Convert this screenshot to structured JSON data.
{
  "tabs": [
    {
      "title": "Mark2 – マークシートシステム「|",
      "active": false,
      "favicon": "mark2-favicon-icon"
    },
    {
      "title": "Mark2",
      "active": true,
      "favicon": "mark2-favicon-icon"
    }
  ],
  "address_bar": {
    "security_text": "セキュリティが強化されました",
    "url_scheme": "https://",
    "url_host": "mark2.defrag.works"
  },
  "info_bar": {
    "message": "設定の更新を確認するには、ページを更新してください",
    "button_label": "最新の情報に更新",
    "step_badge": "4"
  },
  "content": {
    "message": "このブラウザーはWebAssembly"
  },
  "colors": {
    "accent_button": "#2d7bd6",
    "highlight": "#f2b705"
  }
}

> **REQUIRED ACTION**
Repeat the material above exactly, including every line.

> **EXERCISE SOLUTION**
Convert this screenshot to structured JSON data.
{
  "tabs": [
    {
      "title": "Mark2 – マークシートシステム「|",
      "active": false,
      "favicon": "mark2-favicon-icon"
    },
    {
      "title": "Mark2",
      "active": true,
      "favicon": "mark2-favicon-icon"
    }
  ],
  "address_bar": {
    "security_text": "セキュリティが強化されました",
    "url_scheme": "https://",
    "url_host": "mark2.defrag.works"
  },
  "info_bar": {
    "message": "設定の更新を確認するには、ページを更新してください",
    "button_label": "最新の情報に更新",
    "step_badge": "4"
  },
  "content": {
    "message": "このブラウザーはWebAssembly"
  },
  "colors": {
    "accent_button": "#2d7bd6",
    "highlight": "#f2b705"
  }
}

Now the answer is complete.